Entries from a dataset of interfaces:

+--

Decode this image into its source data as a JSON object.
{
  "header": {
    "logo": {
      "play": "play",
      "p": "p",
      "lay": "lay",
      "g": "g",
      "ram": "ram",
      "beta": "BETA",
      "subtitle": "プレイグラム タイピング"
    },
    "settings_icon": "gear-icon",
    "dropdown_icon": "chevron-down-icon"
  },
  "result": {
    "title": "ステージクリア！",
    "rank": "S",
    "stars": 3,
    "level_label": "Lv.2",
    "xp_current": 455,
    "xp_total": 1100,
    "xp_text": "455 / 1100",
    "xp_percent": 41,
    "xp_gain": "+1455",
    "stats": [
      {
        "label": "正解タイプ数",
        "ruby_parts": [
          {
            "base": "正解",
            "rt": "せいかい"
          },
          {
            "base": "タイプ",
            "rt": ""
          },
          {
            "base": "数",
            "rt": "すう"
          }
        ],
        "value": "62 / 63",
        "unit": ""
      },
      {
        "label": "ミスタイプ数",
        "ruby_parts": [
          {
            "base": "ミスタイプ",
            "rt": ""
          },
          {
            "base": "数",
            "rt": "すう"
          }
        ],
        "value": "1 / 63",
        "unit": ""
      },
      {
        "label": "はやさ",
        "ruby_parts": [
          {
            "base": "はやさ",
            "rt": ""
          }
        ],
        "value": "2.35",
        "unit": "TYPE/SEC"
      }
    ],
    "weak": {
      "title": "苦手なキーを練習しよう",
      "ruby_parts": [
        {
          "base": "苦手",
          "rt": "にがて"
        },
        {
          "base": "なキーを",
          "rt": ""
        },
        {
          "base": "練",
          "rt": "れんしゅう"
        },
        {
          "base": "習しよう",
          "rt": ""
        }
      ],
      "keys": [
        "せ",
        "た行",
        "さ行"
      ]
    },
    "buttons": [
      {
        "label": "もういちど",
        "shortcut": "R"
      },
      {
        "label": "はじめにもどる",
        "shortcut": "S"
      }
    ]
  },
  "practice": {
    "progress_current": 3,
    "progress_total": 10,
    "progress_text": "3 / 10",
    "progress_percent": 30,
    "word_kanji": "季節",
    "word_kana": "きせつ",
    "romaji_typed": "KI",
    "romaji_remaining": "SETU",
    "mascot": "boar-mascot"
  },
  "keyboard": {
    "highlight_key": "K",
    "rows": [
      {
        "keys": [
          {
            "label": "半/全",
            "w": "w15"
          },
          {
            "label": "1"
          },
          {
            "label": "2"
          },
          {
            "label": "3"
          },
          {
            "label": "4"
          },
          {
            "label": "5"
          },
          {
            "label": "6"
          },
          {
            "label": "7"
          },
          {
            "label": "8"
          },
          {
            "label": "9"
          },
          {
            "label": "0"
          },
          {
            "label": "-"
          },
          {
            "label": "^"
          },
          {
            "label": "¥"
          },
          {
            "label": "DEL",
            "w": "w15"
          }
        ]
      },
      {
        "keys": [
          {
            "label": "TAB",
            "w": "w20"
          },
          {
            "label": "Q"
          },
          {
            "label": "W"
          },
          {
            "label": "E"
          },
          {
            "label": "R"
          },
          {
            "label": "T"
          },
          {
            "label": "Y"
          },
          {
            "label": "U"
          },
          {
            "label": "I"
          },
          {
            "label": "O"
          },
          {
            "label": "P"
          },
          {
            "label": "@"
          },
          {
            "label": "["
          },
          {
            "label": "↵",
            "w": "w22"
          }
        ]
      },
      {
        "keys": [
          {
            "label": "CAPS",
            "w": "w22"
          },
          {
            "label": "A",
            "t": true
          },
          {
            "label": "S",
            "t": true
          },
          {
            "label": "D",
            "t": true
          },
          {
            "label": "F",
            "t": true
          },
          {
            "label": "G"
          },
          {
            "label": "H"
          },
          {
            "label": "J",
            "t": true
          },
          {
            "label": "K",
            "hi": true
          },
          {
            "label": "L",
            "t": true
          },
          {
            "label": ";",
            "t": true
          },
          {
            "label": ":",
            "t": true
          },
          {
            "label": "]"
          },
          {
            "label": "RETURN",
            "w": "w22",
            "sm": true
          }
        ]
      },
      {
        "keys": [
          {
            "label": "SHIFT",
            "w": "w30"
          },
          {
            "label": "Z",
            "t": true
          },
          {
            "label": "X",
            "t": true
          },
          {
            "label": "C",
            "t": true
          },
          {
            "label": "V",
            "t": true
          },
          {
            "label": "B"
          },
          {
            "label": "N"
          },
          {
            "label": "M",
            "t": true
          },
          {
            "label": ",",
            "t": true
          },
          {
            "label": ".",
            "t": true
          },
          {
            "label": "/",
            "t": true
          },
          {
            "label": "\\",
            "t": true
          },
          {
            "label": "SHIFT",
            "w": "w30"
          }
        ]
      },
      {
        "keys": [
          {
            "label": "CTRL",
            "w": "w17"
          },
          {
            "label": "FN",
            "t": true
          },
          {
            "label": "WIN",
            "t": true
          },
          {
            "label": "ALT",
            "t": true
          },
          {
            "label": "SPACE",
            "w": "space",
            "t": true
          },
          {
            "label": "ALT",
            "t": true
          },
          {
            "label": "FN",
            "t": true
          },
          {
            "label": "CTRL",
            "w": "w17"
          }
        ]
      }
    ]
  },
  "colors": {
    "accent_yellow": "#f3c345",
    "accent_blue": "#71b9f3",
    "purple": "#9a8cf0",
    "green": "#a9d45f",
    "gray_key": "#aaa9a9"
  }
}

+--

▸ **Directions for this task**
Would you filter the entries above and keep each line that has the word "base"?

▸ **Result of this exercise**
            "base": "正解",
            "base": "タイプ",
            "base": "数",
            "base": "ミスタイプ",
            "base": "数",
            "base": "はやさ",
          "base": "苦手",
          "base": "なキーを",
          "base": "練",
          "base": "習しよう",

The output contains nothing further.